Guest Post from Boropharm, Inc.
The chemical manufacturing industry touches every aspect of modern life. From apples to Zoloft, there is virtually nothing that doesn’t require chemicals to produce. In the 1990s, amidst growing awareness of the hazardous impacts of the chemical industry, the green chemistry revolution was launched by American chemists Paul T. Anastas and John Warner. Their 12 Principles of green chemistry continue to guide industry’s efforts to prevent negative effects on people and the planet.
While it may seem obvious that greener chemistry is a good idea, as is true for most things, there are pros and cons to green chemical manufacturing. In order to consider them, it’s helpful to look more closely at what the chemical industry does.
If you took chemistry in high school, then you’ve learned the fundamental processes involved in chemical manufacturing: substances are combined to create new substances. The materials you start with are reactants, and when you put them together they transform to become products. At least one of those products is the desirable chemical. Everything else left over from the reaction is a waste.
Often, reactants are mixed in a solvent, which is a liquid that breaks them down and sets the stage for the transformation. Sometimes a catalyst is required. This is a substance that helps the reaction take place, but isn’t used up in the reaction. Solvents and catalysts can often be purified and reused. Reactions may also require special conditions in order to happen, like high temperatures or low pressures. Creating these conditions can require a lot of energy.
When Anastas and Warner developed the 12 principles, they examined every aspect of the above process to see how chemistry could be made cleaner and safer. Green chemistry includes everything from using reactants that are renewable resources to ensuring chemical products eventually degrade into something safe rather than persisting in the environment.
There are many potentially positive outcomes of green chemistry. Going green can benefit society as well as manufacturers. For example:
– Using sustainable and renewable resources for reactants and catalysts preserves resources for future generations.
– It can also save manufacturers money because sustainable resources are often plentiful, and therefore cheap. An example of this is using Nickel as a catalyst rather than Palladium.
- When less waste is produced in a reaction, there is less potentially hazardous material being released into the environment.
– Reducing waste also saves manufacturers money on materials (because more starting material can be sold as product) and on the costs of waste remediation.
– Developing reactions that take place at ambient temperatures and pressures reduces energy consumption.

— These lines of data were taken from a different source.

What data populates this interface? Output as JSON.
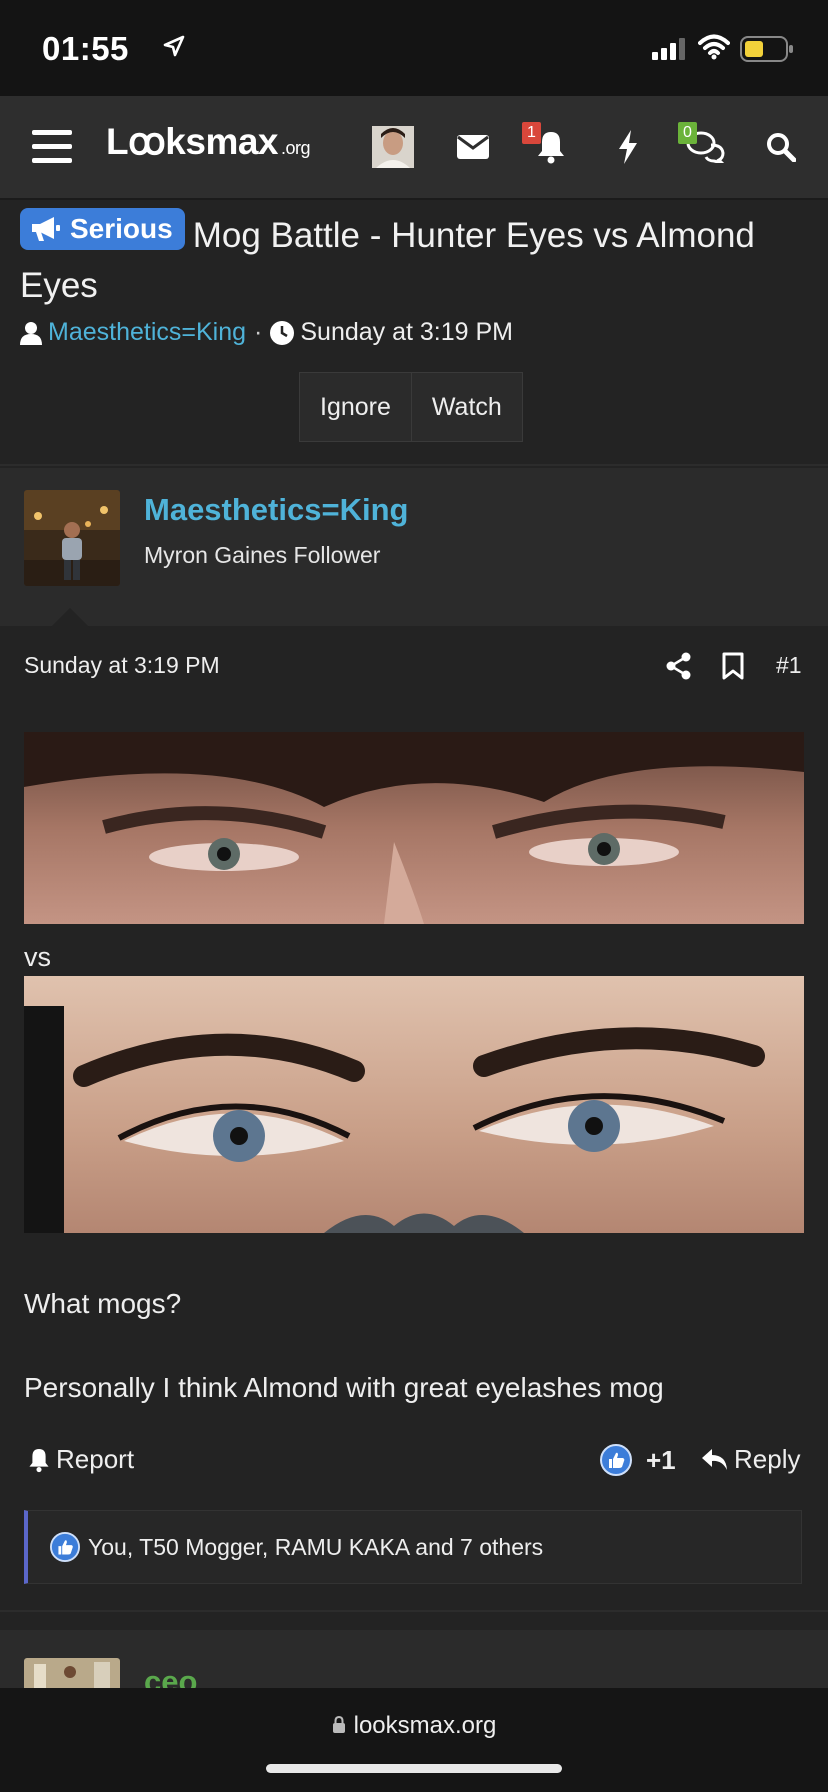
{
  "status": {
    "time": "01:55",
    "icons": [
      "location-arrow-icon",
      "cell-signal-icon",
      "wifi-icon",
      "battery-icon"
    ]
  },
  "nav": {
    "logo_main": "Lꝏksmax",
    "logo_suffix": ".org",
    "alerts_count": "1",
    "conversations_count": "0",
    "icons": [
      "menu-icon",
      "avatar",
      "envelope-icon",
      "bell-icon",
      "bolt-icon",
      "chat-icon",
      "search-icon"
    ],
    "badge_colors": {
      "alerts": "#d9473b",
      "conversations": "#6bb33a"
    }
  },
  "thread": {
    "prefix": "Serious",
    "title": "Mog Battle - Hunter Eyes vs Almond Eyes",
    "author": "Maesthetics=King",
    "date": "Sunday at 3:19 PM",
    "ignore_label": "Ignore",
    "watch_label": "Watch"
  },
  "post": {
    "username": "Maesthetics=King",
    "user_title": "Myron Gaines Follower",
    "date": "Sunday at 3:19 PM",
    "number": "#1",
    "vs_text": "vs",
    "line1": "What mogs?",
    "line2": "Personally I think Almond with great eyelashes mog",
    "report_label": "Report",
    "reaction_score": "+1",
    "reply_label": "Reply",
    "likes_text": "You, T50 Mogger, RAMU KAKA and 7 others"
  },
  "next_post": {
    "username": "ceo"
  },
  "browser": {
    "url": "looksmax.org"
  },
  "colors": {
    "accent": "#4fb3d9",
    "tag": "#3c7dd9",
    "like": "#3c7dd9",
    "likes_border": "#5b67c9",
    "next_user": "#5aa84c"
  }
}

– The production of safer chemical products prevents human illness and the poisoning of the human environment.
- It also prevents class actions lawsuits, which are expensive and damaging to a company’s reputation.
There are some potential downsides to the move toward greener chemical manufacturing. For example:

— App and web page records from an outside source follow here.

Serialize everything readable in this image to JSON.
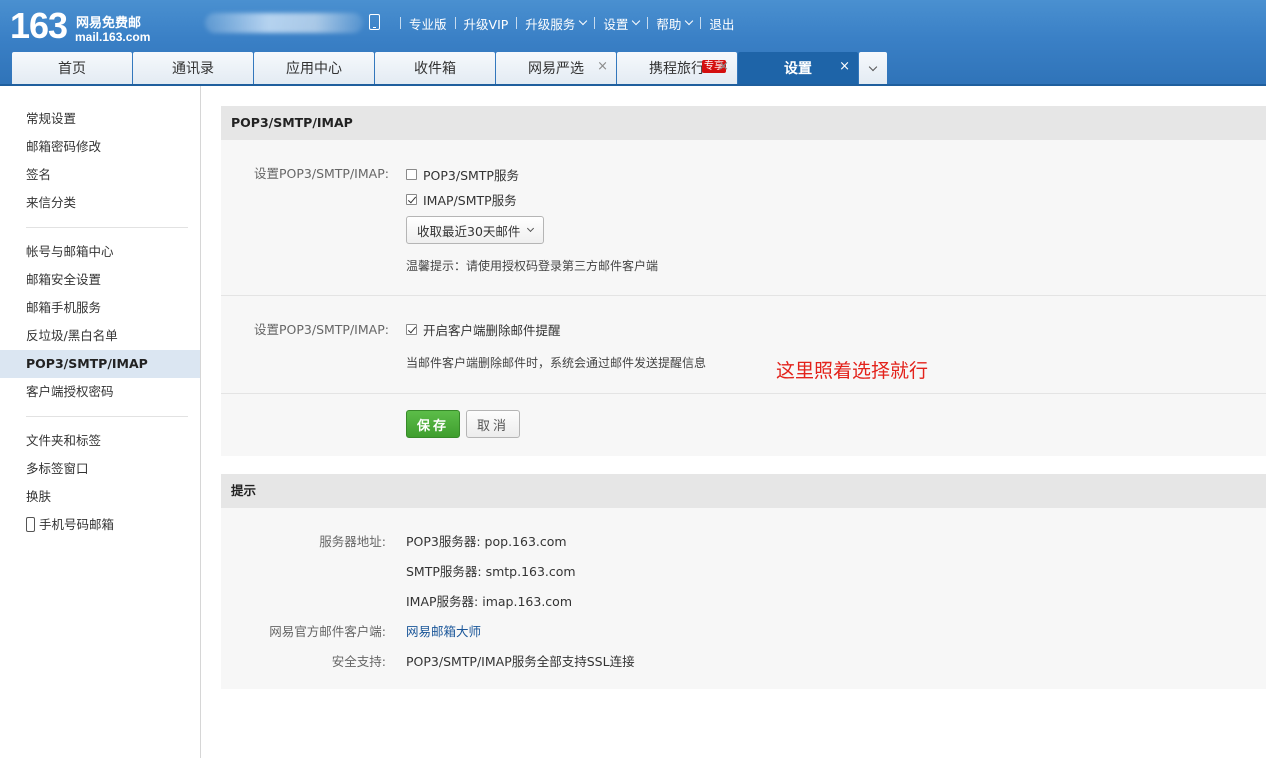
{
  "header": {
    "logo_number": "163",
    "logo_name": "网易免费邮",
    "logo_domain": "mail.163.com",
    "nav": [
      {
        "label": "专业版",
        "dropdown": false
      },
      {
        "label": "升级VIP",
        "dropdown": false
      },
      {
        "label": "升级服务",
        "dropdown": true
      },
      {
        "label": "设置",
        "dropdown": true
      },
      {
        "label": "帮助",
        "dropdown": true
      },
      {
        "label": "退出",
        "dropdown": false
      }
    ]
  },
  "tabs": [
    {
      "label": "首页",
      "closable": false,
      "active": false,
      "badge": ""
    },
    {
      "label": "通讯录",
      "closable": false,
      "active": false,
      "badge": ""
    },
    {
      "label": "应用中心",
      "closable": false,
      "active": false,
      "badge": ""
    },
    {
      "label": "收件箱",
      "closable": false,
      "active": false,
      "badge": ""
    },
    {
      "label": "网易严选",
      "closable": true,
      "active": false,
      "badge": ""
    },
    {
      "label": "携程旅行",
      "closable": true,
      "active": false,
      "badge": "专享"
    },
    {
      "label": "设置",
      "closable": true,
      "active": true,
      "badge": ""
    }
  ],
  "close_glyph": "×",
  "sidebar": {
    "group1": [
      "常规设置",
      "邮箱密码修改",
      "签名",
      "来信分类"
    ],
    "group2": [
      "帐号与邮箱中心",
      "邮箱安全设置",
      "邮箱手机服务",
      "反垃圾/黑白名单",
      "POP3/SMTP/IMAP",
      "客户端授权密码"
    ],
    "group3": [
      "文件夹和标签",
      "多标签窗口",
      "换肤",
      "手机号码邮箱"
    ],
    "active_item": "POP3/SMTP/IMAP"
  },
  "settings_panel": {
    "title": "POP3/SMTP/IMAP",
    "section1": {
      "label": "设置POP3/SMTP/IMAP:",
      "pop3_smtp_label": "POP3/SMTP服务",
      "pop3_smtp_checked": false,
      "imap_smtp_label": "IMAP/SMTP服务",
      "imap_smtp_checked": true,
      "select_value": "收取最近30天邮件",
      "tip": "温馨提示：请使用授权码登录第三方邮件客户端"
    },
    "section2": {
      "label": "设置POP3/SMTP/IMAP:",
      "delete_notice_label": "开启客户端删除邮件提醒",
      "delete_notice_checked": true,
      "description": "当邮件客户端删除邮件时，系统会通过邮件发送提醒信息",
      "annotation": "这里照着选择就行"
    },
    "save_label": "保存",
    "cancel_label": "取消"
  },
  "tips_panel": {
    "title": "提示",
    "server_label": "服务器地址:",
    "pop3_server": "POP3服务器: pop.163.com",
    "smtp_server": "SMTP服务器: smtp.163.com",
    "imap_server": "IMAP服务器: imap.163.com",
    "client_label": "网易官方邮件客户端:",
    "client_link": "网易邮箱大师",
    "security_label": "安全支持:",
    "security_value": "POP3/SMTP/IMAP服务全部支持SSL连接"
  },
  "colors": {
    "header_blue": "#3a80c6",
    "active_tab": "#1e64a8",
    "save_green": "#4caf3a",
    "annotation_red": "#e3221b",
    "link_blue": "#1a5699"
  }
}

- When new, greener reactions are developed, new equipment or even whole new chemical plants may be necessary. The set-up costs can be prohibitive.
When new, greener reactions are developed, the production of a chemical may need to halt completely while the manufacturer reconfigures manufacturing plants. If the chemical is a medication, for example, this can have negative impacts on the public.
Unintended consequences can have severe impacts on the public. Older chemical processes have been around long enough that their potential hazards are well understood. Newer materials may appear greener at first, but problems may reveal themselves later. For example, Tetrachloroethylene was supposed to make dry cleaning greener, however it proved to be just as carcinogenic as older chemicals.
The chemical industry and the public are in agreement about the desirability of greener chemistry for the benefit of humanity and our planet. In every step toward accomplishing that goal, however, careful consideration needs to be given to the pros and cons of each new change that is implemented.
Philip Jessop and Walter Leitner,“Thoughts on Green Chemistry from the new Chair of the Editorial Board.“ Green Chem., 2017, 19, 15-17. DOI: 10.1039/C6GC90126C
Roger A. Sheldon, “Green chemistry and resource efficiency: towards a green economy.” Green Chem., 2016, 18, 3180-3183. DOI: 10.1039/C6GC90040B.